Because flexible working relies on teamwork, it is unlikely to be effective if the team, or the company’s broader organisational goals, are not taken into consideration. As a result, after individual conversations on the subject have taken place, they should be followed up with an open discussion with everyone else on how individual needs can best be met while achieving overall team (and business) targets at the same time.

Once these ground rules have been agreed, your team should be given creative licence to design their own timetables as long as they fit in with the overall requirements of the business. Taking this approach means that even customer-facing roles can benefit from flexible working, for example, by extending opening hours, which could even end up enhancing the overall customer experience.

Provide personal support services

Employees often bring personal issues, such as financial worries or health concerns, into the workplace, which can in turn affect their motivation and productivity. While managers may not always be sure of how best to help, appropriate training can assist them in spotting problems and equip them with knowledge they need to refer workers to specialist professionals. Services such as Employee Assistance Programmes can also prove useful in providing staff with confidential advice and guidance should they need it.

Trust

Perhaps the most effective way of all to engage your team is to trust rather than micromanage them. Allow them the freedom to let their creative juices flow when it comes to how best to fulfil their own, the team’s and the organisation’s goals, and simply trust them to be brilliant.

  Kevin Rogers

Kevin Rogers is chief executive of not-for-profit health cover provider, Paycare. A qualified accountant and associate member of the Chartered Institute of Management Accountants, he has worked for more than 25 years in senior management roles at organisations in the manufacturing, automotive and construction sectors.

 OTHER ARTICLES THAT MAY INTEREST YOU

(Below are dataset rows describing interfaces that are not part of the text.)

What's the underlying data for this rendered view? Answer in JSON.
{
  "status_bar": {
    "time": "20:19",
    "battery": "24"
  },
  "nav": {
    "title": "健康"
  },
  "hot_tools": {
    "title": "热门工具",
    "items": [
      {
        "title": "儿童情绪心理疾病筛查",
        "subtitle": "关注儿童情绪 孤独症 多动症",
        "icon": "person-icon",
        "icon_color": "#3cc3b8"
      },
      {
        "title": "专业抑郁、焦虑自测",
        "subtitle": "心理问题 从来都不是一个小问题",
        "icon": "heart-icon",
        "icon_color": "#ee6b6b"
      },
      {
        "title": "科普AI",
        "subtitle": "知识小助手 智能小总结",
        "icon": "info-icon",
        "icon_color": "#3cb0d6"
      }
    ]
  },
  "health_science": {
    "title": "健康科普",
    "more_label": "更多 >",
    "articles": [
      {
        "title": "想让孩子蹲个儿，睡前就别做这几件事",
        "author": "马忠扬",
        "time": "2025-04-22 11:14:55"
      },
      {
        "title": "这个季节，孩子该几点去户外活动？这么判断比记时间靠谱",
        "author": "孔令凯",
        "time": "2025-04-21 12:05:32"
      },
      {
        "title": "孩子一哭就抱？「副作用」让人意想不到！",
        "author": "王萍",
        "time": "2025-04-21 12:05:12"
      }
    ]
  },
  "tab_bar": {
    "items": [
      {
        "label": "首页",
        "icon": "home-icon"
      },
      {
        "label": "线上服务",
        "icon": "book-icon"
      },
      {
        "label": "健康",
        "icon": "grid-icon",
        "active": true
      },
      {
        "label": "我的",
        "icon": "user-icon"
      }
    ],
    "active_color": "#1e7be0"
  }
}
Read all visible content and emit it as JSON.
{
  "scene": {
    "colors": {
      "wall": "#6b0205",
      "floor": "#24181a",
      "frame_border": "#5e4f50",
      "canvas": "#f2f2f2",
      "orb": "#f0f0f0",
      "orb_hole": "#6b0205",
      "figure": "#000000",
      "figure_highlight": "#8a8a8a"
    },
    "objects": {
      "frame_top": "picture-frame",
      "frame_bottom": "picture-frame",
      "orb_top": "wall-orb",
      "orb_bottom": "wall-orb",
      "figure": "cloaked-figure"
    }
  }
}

The rise of micro-surveys as an employee engagement tool

How to improve team productivity

Could healthy snacks be the key to employee engagement?